Law is a noble profession, true; but it is also an elitist profession. When the constitution under Article 19 enables professional expertise to enjoy a privilege and the Advocates Act confers a monopoly, the goal is not assured income but commitment to the people whose hunger, privation and hamstrung human rights need the advocacy of the profession to change the existing order into a Human Tomorrow. This desideratum gives the clue to the direction of the penance of a devient geared to correction. Serve the people free and expiate your sin, is the hint.

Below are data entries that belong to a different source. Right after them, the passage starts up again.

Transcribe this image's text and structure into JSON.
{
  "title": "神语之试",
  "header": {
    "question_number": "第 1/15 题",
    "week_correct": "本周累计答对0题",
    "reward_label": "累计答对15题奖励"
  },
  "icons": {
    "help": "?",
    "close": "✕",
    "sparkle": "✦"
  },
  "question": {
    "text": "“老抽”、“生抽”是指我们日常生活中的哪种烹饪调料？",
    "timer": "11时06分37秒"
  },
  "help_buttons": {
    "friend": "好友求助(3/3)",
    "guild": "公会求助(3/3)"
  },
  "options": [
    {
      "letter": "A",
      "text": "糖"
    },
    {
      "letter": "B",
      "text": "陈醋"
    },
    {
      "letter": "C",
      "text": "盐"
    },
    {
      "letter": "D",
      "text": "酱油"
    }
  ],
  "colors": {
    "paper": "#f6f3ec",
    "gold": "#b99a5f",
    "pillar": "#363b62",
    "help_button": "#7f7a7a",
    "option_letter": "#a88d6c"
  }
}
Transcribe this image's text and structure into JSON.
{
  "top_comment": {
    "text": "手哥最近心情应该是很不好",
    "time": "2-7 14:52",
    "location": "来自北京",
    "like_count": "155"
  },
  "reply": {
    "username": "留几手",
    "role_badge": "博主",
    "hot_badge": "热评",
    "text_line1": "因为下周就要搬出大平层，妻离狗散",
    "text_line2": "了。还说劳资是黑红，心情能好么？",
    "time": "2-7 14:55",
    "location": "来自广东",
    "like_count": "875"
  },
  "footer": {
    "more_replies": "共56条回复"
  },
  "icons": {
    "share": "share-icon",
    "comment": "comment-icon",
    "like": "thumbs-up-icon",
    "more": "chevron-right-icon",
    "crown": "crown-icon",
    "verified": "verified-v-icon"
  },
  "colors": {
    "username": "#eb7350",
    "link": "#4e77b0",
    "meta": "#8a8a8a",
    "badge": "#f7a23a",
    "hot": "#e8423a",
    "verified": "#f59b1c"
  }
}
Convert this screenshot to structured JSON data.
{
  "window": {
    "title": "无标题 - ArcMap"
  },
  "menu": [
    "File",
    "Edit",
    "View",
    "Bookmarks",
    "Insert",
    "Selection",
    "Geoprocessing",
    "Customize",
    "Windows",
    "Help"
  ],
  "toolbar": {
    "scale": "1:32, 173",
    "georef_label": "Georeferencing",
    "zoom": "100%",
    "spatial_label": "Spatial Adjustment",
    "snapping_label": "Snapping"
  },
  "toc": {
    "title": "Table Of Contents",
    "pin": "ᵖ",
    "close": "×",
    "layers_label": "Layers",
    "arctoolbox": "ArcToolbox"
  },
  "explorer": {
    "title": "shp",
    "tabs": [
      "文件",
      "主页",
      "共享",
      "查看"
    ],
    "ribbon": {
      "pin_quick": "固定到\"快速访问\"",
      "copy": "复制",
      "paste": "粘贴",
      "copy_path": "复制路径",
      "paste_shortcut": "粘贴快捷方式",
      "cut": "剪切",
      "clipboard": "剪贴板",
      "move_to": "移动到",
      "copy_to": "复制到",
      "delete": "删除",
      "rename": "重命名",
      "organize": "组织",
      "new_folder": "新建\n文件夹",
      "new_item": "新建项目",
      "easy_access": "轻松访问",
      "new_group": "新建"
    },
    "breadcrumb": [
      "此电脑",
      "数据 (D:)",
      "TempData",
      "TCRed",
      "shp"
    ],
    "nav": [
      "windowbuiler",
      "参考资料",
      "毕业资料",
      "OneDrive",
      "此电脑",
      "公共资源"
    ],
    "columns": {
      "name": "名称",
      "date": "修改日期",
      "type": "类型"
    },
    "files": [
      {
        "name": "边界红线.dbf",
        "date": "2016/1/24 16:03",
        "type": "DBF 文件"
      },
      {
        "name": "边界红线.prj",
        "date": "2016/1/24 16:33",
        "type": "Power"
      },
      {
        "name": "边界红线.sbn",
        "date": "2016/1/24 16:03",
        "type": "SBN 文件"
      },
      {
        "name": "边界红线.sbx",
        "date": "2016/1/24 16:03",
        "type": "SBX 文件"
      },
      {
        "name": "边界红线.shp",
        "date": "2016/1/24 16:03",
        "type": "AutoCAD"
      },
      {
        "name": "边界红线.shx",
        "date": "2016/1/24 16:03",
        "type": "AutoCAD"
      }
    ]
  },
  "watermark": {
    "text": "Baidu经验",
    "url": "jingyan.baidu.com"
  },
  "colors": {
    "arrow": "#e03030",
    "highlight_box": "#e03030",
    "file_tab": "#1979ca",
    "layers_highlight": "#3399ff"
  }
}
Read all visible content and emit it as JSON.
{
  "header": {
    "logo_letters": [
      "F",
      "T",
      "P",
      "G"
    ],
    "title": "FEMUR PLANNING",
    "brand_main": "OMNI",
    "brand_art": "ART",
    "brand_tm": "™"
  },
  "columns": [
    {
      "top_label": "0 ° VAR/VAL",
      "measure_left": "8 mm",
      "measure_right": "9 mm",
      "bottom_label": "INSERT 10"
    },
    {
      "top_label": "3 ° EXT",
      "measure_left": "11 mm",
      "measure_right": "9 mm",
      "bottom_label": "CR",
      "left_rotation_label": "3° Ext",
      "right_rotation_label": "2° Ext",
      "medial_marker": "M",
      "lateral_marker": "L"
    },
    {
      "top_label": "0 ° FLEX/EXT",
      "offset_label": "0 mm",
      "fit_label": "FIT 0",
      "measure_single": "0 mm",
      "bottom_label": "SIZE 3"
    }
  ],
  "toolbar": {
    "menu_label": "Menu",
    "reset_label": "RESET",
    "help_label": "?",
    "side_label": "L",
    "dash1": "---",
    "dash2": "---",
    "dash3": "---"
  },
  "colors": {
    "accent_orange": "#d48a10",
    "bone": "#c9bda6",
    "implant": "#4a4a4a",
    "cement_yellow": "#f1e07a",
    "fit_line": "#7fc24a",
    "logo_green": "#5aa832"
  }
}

  1. Advocates Act, 1961
  2. Bar Council of India Rules
  3. V.C Ranga Durai v. D Gopalan AIR 1979 SC 281
  4. State of Punjab v. Ram Singh AIR 1992 SC 2188
  5. N.G Dastane v. Shrikant S. Shivde, AIR 2001 SC 2028
  6. Bar Councll Of Maharashtra vs M. V. Dabholkar Etc.1975 AIR 2092, 1976 SCR (1) 306
  7. Shambhu Ram Yadav vs Hanum Das Khatry, AIR 2001 SC 2509
  8. State of UP vs. Shambhu Nath singh [JT 2001 (4) SC 319]
  9. Mana Mohamed Ismail vs V. Balarathnam; AIR 1965 Kant 28
  10. Hikmat Ali Khan V. Ishwar Prasad Arya [1997 (3) SC 131]
  11. D.S Dalal v. State Bank of India AIR 1993 SC 1608,
  12. L.C. Goyal vs Mrs. Suresh Joshi & Ors; AIR 1999 SC 2222
  13. Noratanmal Chouraria vs M.R. Murli & Anr 2004 AIR 2440

[1] V.C Ranga Durai v. D Gopalan AIR 1979 SC 281

[2] State of Punjab v. Ram Singh AIR 1992 SC 2188

[3] In Re A Solicior; ex parte Law Society‘ reported in 1912-1 K. B. 302 (G)

[4] N.G Dastane v. Shrikant S. Shivde, AIR 2001 SC 2028

[5] ibid

[6] ibid

[7] Bar Councll Of Maharashtra vs M. V. Dabholkar Etc.1975 AIR 2092, 1976 SCR (1) 306

[8] Dastane v. shirikant, 2001 (4) S.C.T. 723

[9] AIR 2001 SC 2509

[10] V.C Ranga Durai v. D Gopalan AIR 1979 SC 281

[11] A filibuster is a parliamentary procedure where one or more members of a legislature debate over a proposed piece of legislation to delay or entirely prevent a decision being made on the proposal.

[12] N.G Dastane v. Shrikant S. Shivde, AIR 2001 SC 2028, see also- State of UP vs. Shambhu Nath singh [JT 2001 (4) SC 319]

[13] Mana Mohamed Ismail vs V. Balarathnam; AIR 1965 Kant 28

[14] D.S Dalal v. State Bank of India AIR 1993 SC 1608, see also,

L.C. Goyal vs Mrs. Suresh Joshi & Ors; AIR 1999 SC 2222

[15] 1975 AIR 2092

[16] Noratanmal Chouraria vs M.R. Murli & Anr 2004 AIR 2440

This article is written by Advocate A.H. Gnagohi.